Security forces must “pursue the perpetrators of these attacks and not allowing under any circumstances any harm to security and stability,” he said on Monday.
Under the country's 2005 constitution, Iraq's prime minister is the commander in chief of the armed forces, but military power remains spread between powerful armed groups with differing political loyalties.
Tehran-allied militias began a surge of attacks on bases hosting US troops with drones and missiles last week, while pledging support for Hamas, which launched a massive surprise attack on Israel on October 7, killing 1,400, mostly civilians, and triggering Israeli bombing raids in Gaza, killing nearly 5,000, also mainly civilians.
Attacks have hit Ain Al Asad in western Iraq, a military base near Baghdad's international airport and Harir in the northern Iraqi city of Erbil.
The militias say they are going after American troops because of Washington's support for Israel in its war with Hamas, a Palestinian armed group formed in the late 1980s, which was later backed by Iran. The Iraqi military, which owns the bases, has condemned the attacks, which have in the past killed and wounded Iraqi soldiers, as well as US personnel.
“We confirm our rejection of the attacks that target Iraqi bases which include the headquarters of international coalition advisers,” Iraqi military spokesman Yahya Rasool said.
Those troops, he said, are in Iraq “upon an invitation from the Iraqi government to continue their work in supporting our security forces through training and consultancy”.
Their presence is “based on a clear mechanism endorsed by the official and diplomatic channels and there can be no compromise on the security and safety of those forces”.
Mr Al Sudani, who took office in October 2022, was the nominee of the Iran-aligned Co-ordination Framework, the largest political group in the Iraqi parliament with 138 out of 329 seats. The group comprises powerful Iran-backed Shiite militias and political parties.

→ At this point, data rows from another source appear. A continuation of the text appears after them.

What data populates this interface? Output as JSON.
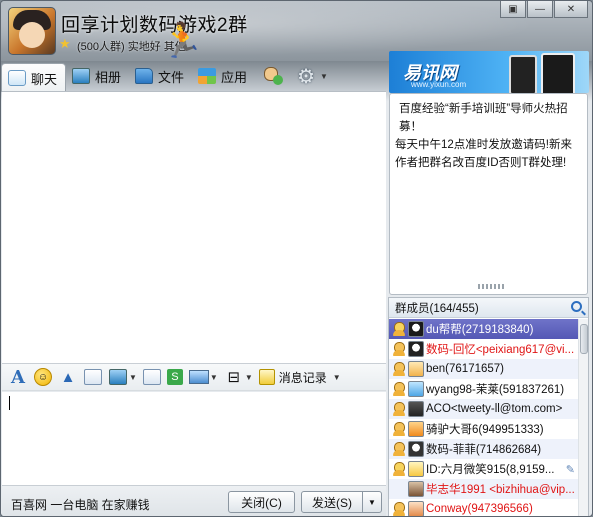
{
  "window": {
    "title": "回享计划数码游戏2群",
    "subtitle": "(500人群) 实地好 其他",
    "controls": {
      "restore_label": "▣",
      "minimize_label": "—",
      "close_label": "✕"
    }
  },
  "tabs": [
    {
      "label": "聊天",
      "icon": "chat-icon",
      "active": true
    },
    {
      "label": "相册",
      "icon": "photo-album-icon"
    },
    {
      "label": "文件",
      "icon": "folder-icon"
    },
    {
      "label": "应用",
      "icon": "app-grid-icon"
    }
  ],
  "ad": {
    "brand": "易讯网",
    "url": "www.yixun.com"
  },
  "notice": {
    "line1": "百度经验“新手培训班”导师火热招募！",
    "line2": "每天中午12点准时发放邀请码!新来作者把群名改百度ID否则T群处理!"
  },
  "members": {
    "header": "群成员(164/455)",
    "list": [
      {
        "name": "du帮帮(2719183840)",
        "role": "owner",
        "color": "white",
        "selected": true
      },
      {
        "name": "数码-回忆<peixiang617@vi...",
        "role": "admin",
        "color": "red"
      },
      {
        "name": "ben(76171657)",
        "role": "admin",
        "color": "black"
      },
      {
        "name": "wyang98-茉莱(591837261)",
        "role": "admin",
        "color": "black"
      },
      {
        "name": "ACO<tweety-ll@tom.com>",
        "role": "admin",
        "color": "black"
      },
      {
        "name": "骑驴大哥6(949951333)",
        "role": "admin",
        "color": "black"
      },
      {
        "name": "数码-菲菲(714862684)",
        "role": "admin",
        "color": "black"
      },
      {
        "name": "ID:六月微笑915(8,9159...",
        "role": "admin",
        "color": "black",
        "editable": true
      },
      {
        "name": "毕志华1991 <bizhihua@vip...",
        "role": "member",
        "color": "red"
      },
      {
        "name": "Conway(947396566)",
        "role": "admin",
        "color": "red"
      }
    ]
  },
  "toolbar": {
    "msglog_label": "消息记录"
  },
  "bottom": {
    "link": "百喜网 一台电脑 在家赚钱",
    "close_label": "关闭(C)",
    "send_label": "发送(S)",
    "send_dropdown": "▼"
  }
}
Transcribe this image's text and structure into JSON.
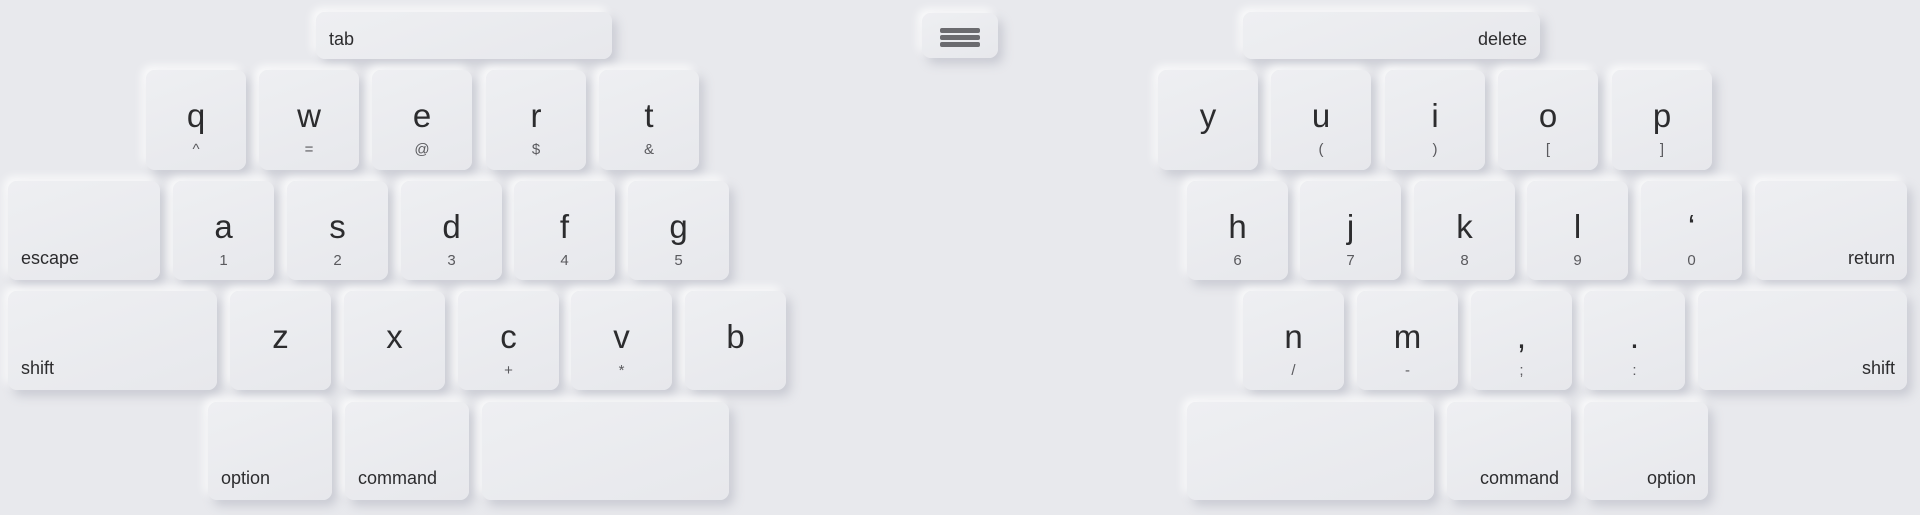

Since then, Washington has grown increasingly worried over the power of the Shiite militias. It has been pressing Iraq to introduce reforms mainly economic, urging it to boost relations with its neighbours to counter Iran's influence.
Iraq is caught in the middle of US-Iran rivalry and regional tensions, particularly due to its diplomatic and geographic closeness to Iran.
It is unlikely that the government position will change the reality on the ground, Hadi Jalo Marie, chairman of the Political Decision think tank in Baghdad, told The National.
“I can’t see any impact for the government statement on the armed factions because their ideology is different from the government one and this was the case with previous governments,” Mr Marie said.
“There are always two parallel lines: The official Iraqi one which has understandings with the US and the other Iraq which opposes the American presence,” he added.
Previous governments, mainly the last one led by the pro-US prime minister Mustafa Al Kadhimi, tried to rein in the influence of the Iran-backed militias but failed.
On different occasions, Mr Al Kadhimi’s government arrested a number of militiamen accused on firing rockets on the US embassy and troops or seen behind killing pro-democracy activists but were later released under pressure.
There are about 2,500 US troops still in Iraq on an advisory and training mission, but their presence remains controversial.
After defeating ISIS, Iran-backed Shiite militias and Tehran have called for the withdrawal of US troops from Iraq.